"Any attempt to place labels on cell phones or their packaging contradicts the clear message of federal regulatory agencies that have carefully considered this issue, which is that devices compliant with the federal standards are safe for consumer use," wrote Gerald Keegan, senior director of legislative affairs for CTIA - The Wireless Association, an industry group.
According to the industry, radiation from cell phones falls well below federal safety limits, and no study has found evidence definitively linking cell phone use to cancer.
The National Brain Tumor Society is a little more cautious. While no studies have found a direct link, the possibility "has not been ruled out, either," said spokesman Tom Halkin.
"Without conclusive results, the National Brain Tumor Society cannot say that cell phones cause brain tumors, and can only encourage continued further research into this topic," he said.
One researcher's certainty
Joel Moskowitz, head of UC Berkeley's Center for Family and Community Health, has no such indecision. He's been studying the issue since 2009, and has concluded that cell phones are "one of the top emerging public health risks."
Studies cited by the cell phone industry are outdated, he said. Newer and more complex wireless technology, coupled with people spending increasing amounts of time on their phones, is almost certain to lead to an uptick in brain cancer, he said.
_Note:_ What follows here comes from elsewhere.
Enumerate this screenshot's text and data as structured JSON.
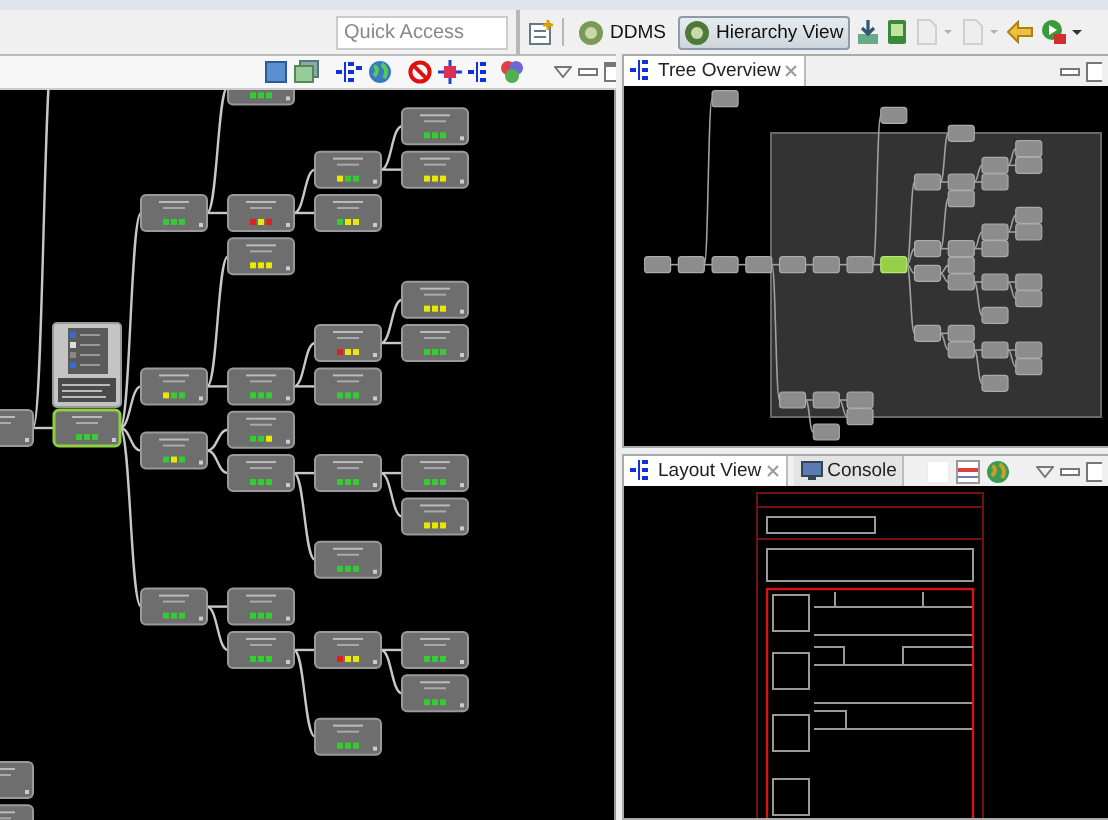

"It's just a matter of time," he said. "The evidence is a lot more compelling than it has been."
Radiation from cell phones penetrates the skin and skull and absorbs into the brain tissue, having an adverse affect on cells, he said. Phone radiation can also affect sperm count among men who carry phones in their pockets, he said.
Consumers should wear headsets, use the speaker feature and otherwise keep phones away from their bodies, he said.
"With cell phones, distance is your friend," he said.
The most vulnerable
Pregnant women and children are particularly vulnerable, he said.
A warning sticker should advise consumers that some studies link cell phones to rare but serious cancers, and they should take precautions, he said.
Berkeley's City Council is scheduled to debate the issue at its Sept. 9 meeting.
Recent shoppers around Berkeley's Apple Store had mixed reactions to the proposal.
Kayla Abruzzese of Emeryville, who serves in the Coast Guard, said a sticker would not deter her from cell phone use.
"My cell phone is like my lifeline," she said.
Kim Ellis, a retiree from Piedmont, doesn't use her phone much but worries about her grandchildren.
"They're so screen savvy," she said. "I'd sure want to know what the health risks are. If nothing else, it gets people talking about it."